Project looks to fight Encinitas homelessness
Encinitas will attempt to find housing for much of its homeless population through a $108,000, city-funded pilot project.
When the Encinitas City Council approved the 2016-17 budget on June 22, money was designated for the Encinitas Opening Doors pilot project, proposed by the Community Resource Center and Interfaith Community Services — two northern San Diego County social service organizations.
With funding starting July 1, CRC has appointed Azucena Acosta, MSW, as its “Housing Navigator” — a full-time social worker who meets with homeless individuals on the streets, identifies their needs through a specific assessment tool and walks them through the steps to obtain housing.
Rental-assistance programs already exist, particularly for homeless veterans, but what’s lacking are trained case workers out on the streets, Interfaith Executive Director Greg Anglea told the Union- Tribune in April.
In addition to paying for the social worker, the project has set aside money for one-time payments to landlords who agree to accept new tenants that were formerly homeless. The city is putting $15,000 into that program to incentivize landlords to participate.
“The expectation and the hope is that this pilot project can be replicated (in other neighboring communities),” said Rebecca Palmer, the Community Resource Center’s director of programs.
Each year, the Regional Task Force on the Homeless conducts a one-day count of the homeless population in San Diego County.
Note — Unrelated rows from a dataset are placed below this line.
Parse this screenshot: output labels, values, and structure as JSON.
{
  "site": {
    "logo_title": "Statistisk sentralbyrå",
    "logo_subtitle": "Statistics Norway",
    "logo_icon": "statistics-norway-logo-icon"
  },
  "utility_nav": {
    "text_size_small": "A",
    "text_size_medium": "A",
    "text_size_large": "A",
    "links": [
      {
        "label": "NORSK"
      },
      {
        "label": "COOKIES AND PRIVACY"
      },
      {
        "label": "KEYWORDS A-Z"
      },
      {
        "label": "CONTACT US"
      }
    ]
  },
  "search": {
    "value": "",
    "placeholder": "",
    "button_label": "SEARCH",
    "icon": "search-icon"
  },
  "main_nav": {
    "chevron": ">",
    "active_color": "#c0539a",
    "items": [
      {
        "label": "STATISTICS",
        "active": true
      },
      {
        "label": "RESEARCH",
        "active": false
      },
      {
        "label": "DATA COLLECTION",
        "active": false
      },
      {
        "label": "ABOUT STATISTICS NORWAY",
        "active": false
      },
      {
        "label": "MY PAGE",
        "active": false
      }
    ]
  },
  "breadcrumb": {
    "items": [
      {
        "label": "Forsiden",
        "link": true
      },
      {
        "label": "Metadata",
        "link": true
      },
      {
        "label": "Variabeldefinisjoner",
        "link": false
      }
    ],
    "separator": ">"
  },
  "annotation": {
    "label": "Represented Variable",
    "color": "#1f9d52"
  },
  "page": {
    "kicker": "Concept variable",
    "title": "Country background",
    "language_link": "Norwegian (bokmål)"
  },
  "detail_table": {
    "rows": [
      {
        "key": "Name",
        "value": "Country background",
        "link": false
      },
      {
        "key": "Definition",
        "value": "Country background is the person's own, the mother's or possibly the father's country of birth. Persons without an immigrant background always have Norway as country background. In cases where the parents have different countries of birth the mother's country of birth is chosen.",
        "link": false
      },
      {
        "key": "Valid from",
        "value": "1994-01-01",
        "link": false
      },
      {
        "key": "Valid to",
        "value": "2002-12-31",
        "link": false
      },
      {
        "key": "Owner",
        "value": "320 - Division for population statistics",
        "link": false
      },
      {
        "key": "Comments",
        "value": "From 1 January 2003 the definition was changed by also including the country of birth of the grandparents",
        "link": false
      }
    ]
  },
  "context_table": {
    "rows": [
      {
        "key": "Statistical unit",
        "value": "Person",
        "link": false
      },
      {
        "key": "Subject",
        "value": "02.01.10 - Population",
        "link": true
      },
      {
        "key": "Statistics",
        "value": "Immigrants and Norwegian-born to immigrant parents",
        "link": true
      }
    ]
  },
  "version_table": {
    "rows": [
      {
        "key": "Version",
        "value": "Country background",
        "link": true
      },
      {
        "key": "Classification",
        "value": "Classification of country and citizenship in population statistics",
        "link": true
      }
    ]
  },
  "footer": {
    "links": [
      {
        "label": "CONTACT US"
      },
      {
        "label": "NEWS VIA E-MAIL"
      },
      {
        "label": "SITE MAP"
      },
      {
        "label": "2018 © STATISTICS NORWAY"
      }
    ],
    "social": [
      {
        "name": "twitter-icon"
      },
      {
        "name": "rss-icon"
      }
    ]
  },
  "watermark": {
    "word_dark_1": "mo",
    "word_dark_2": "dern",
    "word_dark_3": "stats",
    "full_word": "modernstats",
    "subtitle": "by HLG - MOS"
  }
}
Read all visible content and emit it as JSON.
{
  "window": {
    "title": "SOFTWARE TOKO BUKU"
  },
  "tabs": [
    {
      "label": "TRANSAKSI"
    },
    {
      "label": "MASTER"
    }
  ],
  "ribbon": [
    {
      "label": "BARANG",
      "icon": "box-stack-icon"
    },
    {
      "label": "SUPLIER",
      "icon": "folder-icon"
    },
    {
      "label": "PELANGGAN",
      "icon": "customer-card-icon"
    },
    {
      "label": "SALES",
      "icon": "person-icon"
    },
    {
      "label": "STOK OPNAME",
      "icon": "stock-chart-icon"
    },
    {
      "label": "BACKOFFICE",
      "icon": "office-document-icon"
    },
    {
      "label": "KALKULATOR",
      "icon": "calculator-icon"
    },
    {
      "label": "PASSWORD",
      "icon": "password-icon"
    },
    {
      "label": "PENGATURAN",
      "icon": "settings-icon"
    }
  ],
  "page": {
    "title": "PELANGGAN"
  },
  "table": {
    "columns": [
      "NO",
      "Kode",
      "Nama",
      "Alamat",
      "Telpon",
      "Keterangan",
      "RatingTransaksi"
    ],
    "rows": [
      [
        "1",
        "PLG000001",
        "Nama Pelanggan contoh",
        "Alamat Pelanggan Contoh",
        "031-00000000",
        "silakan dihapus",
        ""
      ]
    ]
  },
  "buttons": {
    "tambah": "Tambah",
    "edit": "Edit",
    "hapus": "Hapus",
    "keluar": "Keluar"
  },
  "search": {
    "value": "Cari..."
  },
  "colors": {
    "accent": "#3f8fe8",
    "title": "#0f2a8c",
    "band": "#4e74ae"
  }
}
The most recent report, from January, showed Encinitas having 93 homeless people, of which just 39 were living in shelters. Six percent of the 54 unsheltered homeless were veterans.
Plans call for at least 50 of the city’s homeless people to be matched with the navigator, including all of the “homeless veterans seeking housing,” Palmer said. The second goal will be to obtain housing for at least 25 homeless people before the trial period ends, she said.
Opening Doors is part of a national effort known as the 25 Cities Initiative, a federal Housing and Urban Development agency program to end homelessness in 25 cities with high concentrations of homeless people, including the city of San Diego.
Encinitas Mayor Kristin Gaspar told the Union-Tribune she was glad to support the proposal and that it offers hope to what can seem like an overwhelming problem. With issues like this, people “feel defeated before we’ve even started,” she said.